There is nothing like being made to feel like a nigger. Just having to verbalize it or commit such a thought to text is gut-wrenching. Janitor or journalist, if you're black in America, that feeling is both unmistakable and more familiar than it ever should be so long after the the visible successes of the civil rights movement. But despite the greater prospects, opportunities and privileges earned for and by many of us over the decades, the default has remained the same: The power dynamics that exist in this country at any given time may render us niggers.
I have often joked that if you ever want to see a modern-day Uncle Tom, look no further than me in the vicinity of a white police officer. The reality is, that is how I have been conditioned to behave around the police for pure self-preservation reasons, having grown up black in Chicago with parents who wanted their boys to live to adulthood. But the other reality is that whatever newfound liberties I have experienced, and all too often have taken for granted, I don't ever want to be made to feel like a nigger--something far, far worse than its utterance. It is a status whose roots form the tree from which we are lynched. Without the corollary lack of humanity and powerlessness, lynching could not occur, in all of its modern iterations, " contagious shootings" included.
If only it were that simple. Few things are, and the Black haircare market in urban America is no exception.
Watch the following video vignette for yourself and see how this compelling 6-minute documentary directed by high school filmmaker Rebecca Christian for the San Diego Asian Film Foundation's Reel Voices Documentary Project will raise as many questions as it seeks to answer.
Writer Derek Jennings weaves quite a narrative at AlterNet about his relationship to the word: nigger. It is masterfully written with wit, authenticity and nuance.
In it he writes:
What makes me really uncomfortable, though, is "nigger" and its cousin, "nigga." I generally don't F wit' the N-word(s). I'm quick to playfully deride those who euphemize regular curse words (saying "Darn" when we and they know damn well they meant "Damn"). But I'm so self-conscious about ni**er that even when writing it, I generally self-censor, adding asterisks. As if that makes a bit of darned difference.
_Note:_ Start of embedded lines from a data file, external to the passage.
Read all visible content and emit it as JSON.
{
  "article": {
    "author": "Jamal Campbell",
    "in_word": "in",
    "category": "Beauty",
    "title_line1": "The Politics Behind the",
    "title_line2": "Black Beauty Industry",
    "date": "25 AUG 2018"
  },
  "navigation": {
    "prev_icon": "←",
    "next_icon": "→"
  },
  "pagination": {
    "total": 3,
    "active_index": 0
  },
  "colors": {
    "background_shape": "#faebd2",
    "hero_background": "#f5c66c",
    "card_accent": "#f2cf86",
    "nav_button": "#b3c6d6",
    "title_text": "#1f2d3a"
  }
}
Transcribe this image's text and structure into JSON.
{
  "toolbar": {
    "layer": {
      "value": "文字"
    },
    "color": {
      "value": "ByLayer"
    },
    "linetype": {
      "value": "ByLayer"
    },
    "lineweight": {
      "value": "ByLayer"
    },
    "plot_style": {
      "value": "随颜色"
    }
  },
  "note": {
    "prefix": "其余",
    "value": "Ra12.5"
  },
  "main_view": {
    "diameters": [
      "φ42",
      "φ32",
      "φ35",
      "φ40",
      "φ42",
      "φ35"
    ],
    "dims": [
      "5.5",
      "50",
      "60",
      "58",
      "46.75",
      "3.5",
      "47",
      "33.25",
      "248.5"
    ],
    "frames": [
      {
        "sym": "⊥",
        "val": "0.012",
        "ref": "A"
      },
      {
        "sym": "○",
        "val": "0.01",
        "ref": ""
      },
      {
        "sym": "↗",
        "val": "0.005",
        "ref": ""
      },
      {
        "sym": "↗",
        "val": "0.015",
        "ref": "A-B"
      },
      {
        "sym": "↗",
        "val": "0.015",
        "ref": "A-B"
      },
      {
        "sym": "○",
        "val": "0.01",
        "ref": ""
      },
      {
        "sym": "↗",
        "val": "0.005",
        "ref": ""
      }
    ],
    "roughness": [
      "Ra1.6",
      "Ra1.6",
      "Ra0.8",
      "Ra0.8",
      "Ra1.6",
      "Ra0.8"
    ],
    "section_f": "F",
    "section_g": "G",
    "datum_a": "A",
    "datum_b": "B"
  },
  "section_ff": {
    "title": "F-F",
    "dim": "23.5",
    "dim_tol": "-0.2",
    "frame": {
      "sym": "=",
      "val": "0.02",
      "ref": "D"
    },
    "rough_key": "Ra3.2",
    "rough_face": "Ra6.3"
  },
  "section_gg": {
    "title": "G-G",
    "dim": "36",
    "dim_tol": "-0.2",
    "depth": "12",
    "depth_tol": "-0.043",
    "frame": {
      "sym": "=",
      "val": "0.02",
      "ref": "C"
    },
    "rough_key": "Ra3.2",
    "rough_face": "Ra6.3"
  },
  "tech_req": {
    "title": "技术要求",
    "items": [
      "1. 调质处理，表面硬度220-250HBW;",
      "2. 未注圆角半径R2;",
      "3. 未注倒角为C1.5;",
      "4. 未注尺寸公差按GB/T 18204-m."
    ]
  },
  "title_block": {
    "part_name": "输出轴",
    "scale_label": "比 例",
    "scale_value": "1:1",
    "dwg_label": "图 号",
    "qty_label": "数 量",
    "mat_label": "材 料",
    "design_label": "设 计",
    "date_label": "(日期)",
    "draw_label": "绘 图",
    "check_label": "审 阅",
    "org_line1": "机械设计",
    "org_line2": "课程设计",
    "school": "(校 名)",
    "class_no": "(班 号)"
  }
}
The reason for my discomfort? Words like nigger, and hate speech, in general, have an added dimension of meaning, a historical intent to cause harm, communicate a threat or symbolize a power dynamic. There's a saying that goes, "It ain't what you call me, it's what I answer to." In the not-too-distant past, black folks had no control over what others called us, and reflexively, we co-opted the N-word, fashioning myriad alternative meanings and usages of it in an attempt to take the sting out of it. That's why the N-word is so unique among hate speech -- it's now used most frequently by the very people it was meant to oppress.